Stored records
# # # # # # #
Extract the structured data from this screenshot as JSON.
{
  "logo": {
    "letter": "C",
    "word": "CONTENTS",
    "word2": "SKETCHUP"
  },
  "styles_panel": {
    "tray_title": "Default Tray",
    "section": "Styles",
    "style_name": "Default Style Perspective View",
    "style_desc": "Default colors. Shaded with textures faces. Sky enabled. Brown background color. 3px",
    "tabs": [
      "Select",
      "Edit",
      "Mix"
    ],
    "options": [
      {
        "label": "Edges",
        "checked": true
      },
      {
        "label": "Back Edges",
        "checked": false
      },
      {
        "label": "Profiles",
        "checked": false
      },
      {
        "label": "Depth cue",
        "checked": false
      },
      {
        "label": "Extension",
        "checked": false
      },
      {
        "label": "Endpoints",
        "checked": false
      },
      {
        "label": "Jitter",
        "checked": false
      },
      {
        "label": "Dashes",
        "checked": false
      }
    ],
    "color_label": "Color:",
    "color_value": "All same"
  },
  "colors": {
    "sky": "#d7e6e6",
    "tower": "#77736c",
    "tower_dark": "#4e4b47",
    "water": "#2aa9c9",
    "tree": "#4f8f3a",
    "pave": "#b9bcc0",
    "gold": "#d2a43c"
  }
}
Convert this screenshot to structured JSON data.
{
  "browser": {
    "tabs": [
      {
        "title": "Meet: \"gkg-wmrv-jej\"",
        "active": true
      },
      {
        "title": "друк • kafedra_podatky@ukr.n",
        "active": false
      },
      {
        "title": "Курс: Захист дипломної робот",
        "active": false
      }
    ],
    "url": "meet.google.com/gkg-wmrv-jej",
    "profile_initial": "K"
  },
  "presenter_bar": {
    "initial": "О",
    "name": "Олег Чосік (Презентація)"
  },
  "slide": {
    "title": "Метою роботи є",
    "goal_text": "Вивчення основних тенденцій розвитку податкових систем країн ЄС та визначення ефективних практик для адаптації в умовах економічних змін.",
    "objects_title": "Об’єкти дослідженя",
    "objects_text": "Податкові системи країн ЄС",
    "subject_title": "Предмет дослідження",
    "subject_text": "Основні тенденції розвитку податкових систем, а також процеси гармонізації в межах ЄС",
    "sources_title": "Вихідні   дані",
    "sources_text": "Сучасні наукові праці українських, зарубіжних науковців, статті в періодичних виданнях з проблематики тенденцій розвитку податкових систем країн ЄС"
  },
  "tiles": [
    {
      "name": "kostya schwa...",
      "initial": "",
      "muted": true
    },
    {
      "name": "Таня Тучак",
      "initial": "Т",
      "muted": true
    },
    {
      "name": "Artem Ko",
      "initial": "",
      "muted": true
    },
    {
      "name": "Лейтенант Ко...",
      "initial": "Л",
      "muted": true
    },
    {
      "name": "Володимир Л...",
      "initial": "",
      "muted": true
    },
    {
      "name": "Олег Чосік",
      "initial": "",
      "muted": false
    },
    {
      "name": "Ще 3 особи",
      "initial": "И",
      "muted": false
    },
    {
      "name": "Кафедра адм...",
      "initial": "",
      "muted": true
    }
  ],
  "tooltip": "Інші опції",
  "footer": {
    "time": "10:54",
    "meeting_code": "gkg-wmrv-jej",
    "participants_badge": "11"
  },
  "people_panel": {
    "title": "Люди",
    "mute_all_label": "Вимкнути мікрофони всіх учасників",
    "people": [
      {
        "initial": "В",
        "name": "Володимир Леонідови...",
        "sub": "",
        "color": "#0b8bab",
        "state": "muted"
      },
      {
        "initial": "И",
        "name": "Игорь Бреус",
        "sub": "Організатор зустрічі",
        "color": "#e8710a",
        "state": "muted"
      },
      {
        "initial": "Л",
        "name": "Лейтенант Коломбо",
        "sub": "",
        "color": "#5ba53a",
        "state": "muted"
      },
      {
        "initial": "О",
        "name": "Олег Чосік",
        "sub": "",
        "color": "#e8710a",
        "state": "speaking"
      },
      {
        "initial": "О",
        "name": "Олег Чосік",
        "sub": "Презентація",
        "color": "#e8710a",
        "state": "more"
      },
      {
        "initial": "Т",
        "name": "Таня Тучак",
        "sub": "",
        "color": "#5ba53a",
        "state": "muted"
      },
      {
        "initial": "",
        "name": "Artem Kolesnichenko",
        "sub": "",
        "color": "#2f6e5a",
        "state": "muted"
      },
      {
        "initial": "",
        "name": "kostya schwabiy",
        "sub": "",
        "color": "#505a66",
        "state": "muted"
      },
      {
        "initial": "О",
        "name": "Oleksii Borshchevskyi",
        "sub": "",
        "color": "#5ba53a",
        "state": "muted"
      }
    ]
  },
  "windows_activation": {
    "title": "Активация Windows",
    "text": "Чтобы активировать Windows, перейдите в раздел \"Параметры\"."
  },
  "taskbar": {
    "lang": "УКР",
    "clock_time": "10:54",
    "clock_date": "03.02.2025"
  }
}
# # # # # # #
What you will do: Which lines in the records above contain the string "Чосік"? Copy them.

Task solution:
    "name": "Олег Чосік (Презентація)"
      "name": "Олег Чосік",
        "name": "Олег Чосік",
        "name": "Олег Чосік",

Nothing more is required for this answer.